I’ve taken the leap into the world of Amazon advertising, or AMS (Amazon Marketing Services). I decided Star Riders‘ 8 reviews was close enough to 10 reviews, and that I would at least gather some data and knowledge from this first foray.
So let me start by explaining how Amazon Ads work. There are two kinds of book ads: “Sponsored Products” and “Product Display Ads.” Sponsored Ads appear when someone searches on Amazon, and get mixed in with search results. Product Display Ads appear on a specific book’s page, at the right under the ordering buttons.
For my first attempt, I went with Sponsored Ads, as these are recommended over Product Display Ads for new authors. The first thing to do when setting up a Sponsored Ad is to develop a list of keywords, which are the words someone may type into the Amazon search window.
Then, when someone searches for one of my keywords, Amazon mixes my ad in with the search results. Surprisingly, they don’t even charge me any money for that! They only charge when someone clicks on one of my sponsored ads, which brings them to my book’s page, and then it’s my job to get them to click the “Buy” button. Here’s what my ad looks like, with a shorter version of my “blurb”:
For an effective campaign, you should have at least 300 keywords. I came up with 443 for my campaign. You may be thinking, that’s a lot of keywords, how do you come up with so many? Good question. For the answer, I’ll give a shout-out to Dave Chesson’s Kindlepreneur site and his excellent (and free) video courseware on Amazon AMS.
The path to 300+ keywords starts with listing out 10 or so descriptive words and phrases that apply to the book. I started with “Science fiction,” “space opera,” “wormhole,” and so forth.
Then you start typing those words into the Amazon search window, taking note of what pops up in the auto-complete list below. Also type “a” after your word and see how it completes, then “b”, and so on. If anything in the auto-complete lists looks like your book, add it to your list. This got me from 10 to 40.
Next, take some of the best of those descriptive keywords, and type them into the search window, finally hitting the “Enter” key and actually letting it search. Check out the top 20 books that come up, and add them to your list. Title, author, and series name. The idea here is that if someone is searching for one of those books, they may be interested in your book, too.
Kindlepreneur sells a very popular tool, called KDP Rocket, which automates this process. I think that would be very handy for authors with several books, but for now, I’ll do it the hard way (it took me about 2 hours to build my list).

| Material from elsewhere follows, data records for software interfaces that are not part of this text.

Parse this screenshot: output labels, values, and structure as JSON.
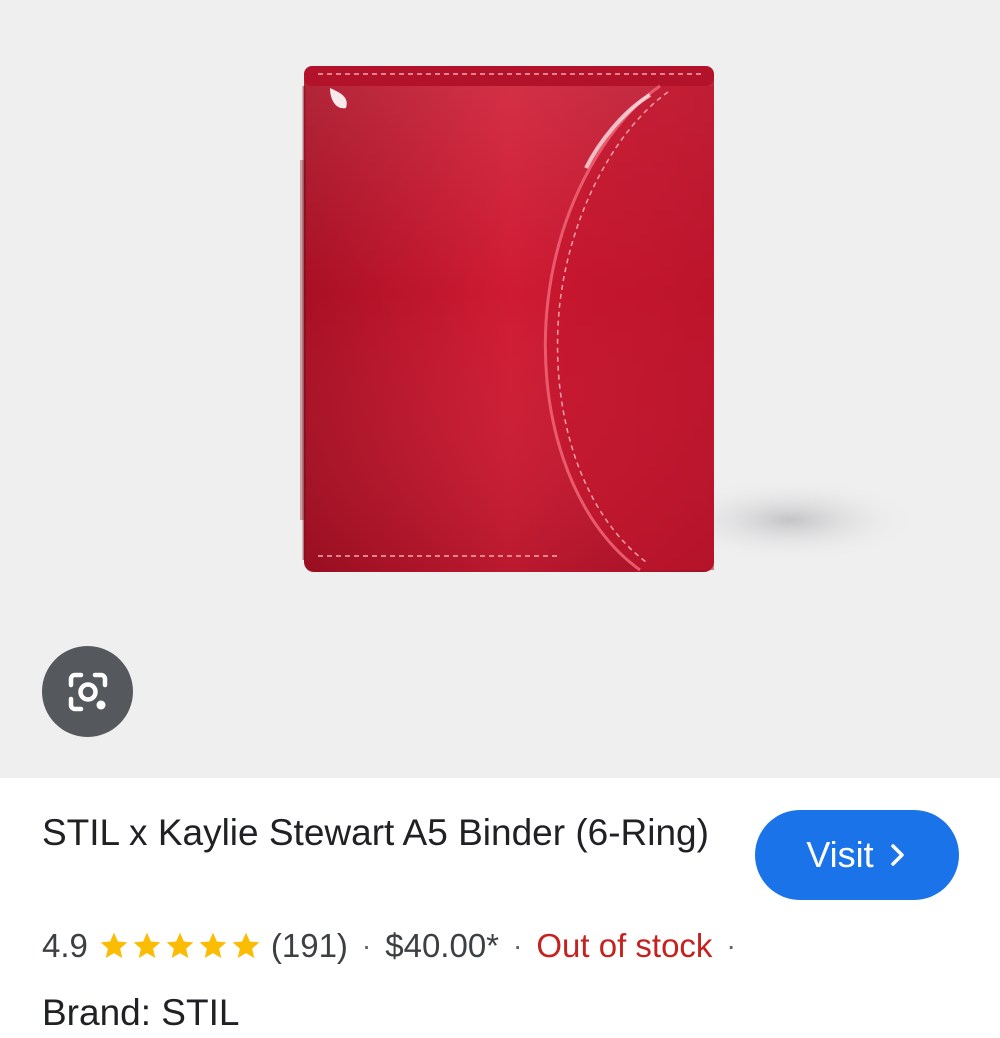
{
  "product": {
    "title": "STIL x Kaylie Stewart A5 Binder (6-Ring)",
    "rating": "4.9",
    "rating_stars": 5,
    "review_count": "(191)",
    "price": "$40.00*",
    "stock_status": "Out of stock",
    "trailing_separator": "·",
    "next_line_partial": "Brand: STIL"
  },
  "actions": {
    "visit_label": "Visit"
  },
  "icons": {
    "lens": "lens-camera-icon",
    "visit": "chevron-right-icon",
    "star": "star-icon"
  },
  "colors": {
    "binder_red": "#c0142c",
    "visit_button": "#1a73e8",
    "out_of_stock": "#c5221f",
    "star": "#fbbc04"
  }
}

Once you have your keywords, you set them up in your AMS campaign, and choose a bid amount for each one. Amazon helpfully provides a range of bids which typically gets the ad seen. I chose a default of $0.25 each, then if the suggested range was lower, I adjusted my bid down to match. In a few cases, where I thought the match to my book was excellent, I raised my bid to $0.40.
Dave Chesson recommends having several campaigns for the same book, each one with a tailored “blurb” to appeal to people who used a subset of the keywords. For now, I just put all the keywords into one campaign, to gain some experience and knowledge.
Here’s my AMS dashboard, showing my one campaign (it actually started yesterday, Sept 21, despite what this says):
I set a maximum per-day spend of $5, so if things go crazy and people are clicking all over the place, I won’t run up a huge bill. You can see, in less than a day, they ran my ad over 1,000 times, with only one click, for which I paid $0.06. And that click didn’t result in a sale. Not to worry, they say not to trust the results for a few days, and that the sales information always lags the click information by 2-3 days.
Of course, that didn’t stop me from drilling down to a detailed window, where I can see the results for each keyword. There I found that my one click came from someone searching for the author Peter Hamilton: I’m not sure why they only charged me six cents for it, when I bid $0.40 for that keyword, but I’m not complaining. Notice that this one keyword resulted in about one-tenth of all my impressions. Not sure what that means yet…
By looking at my Amazon sales dashboard, I did sell an ebook today, after nothing all week, so maybe that was from this campaign, and it will show up on the AMS dashboard in a few days. Maybe it was that one click. Who knows? Buy hey, a sale is a sale, right? Woo-hoo!
The key metric from the campaign is ACoS, near the right side of the dashboard. This is the Advertising Cost of Sales. They calculate this by dividing the total advertising cost by the total sales that result. Since they use the actual sale price for this, and not what they pay the author (which is generally 70% for an ebook), you want this to be less than 70% to turn a profit.
The video course also stressed that you should not “set and forget” your ad campaign. You should be constantly evaluating and tweaking it. He also explained what to do if it’s not working, and gave three scenarios:
- low number of impressions: usually due to too few keywords, or too low bids
- good impressions but few clicks: usually due to bad keywords, unappealing cover, or ineffective blurb
- good impressions, lots of clicks, but few sales: usually due to a poor book description on the book’s page
I’ll post again after the campaign has run for several days, and we’ll take a look at the initial results.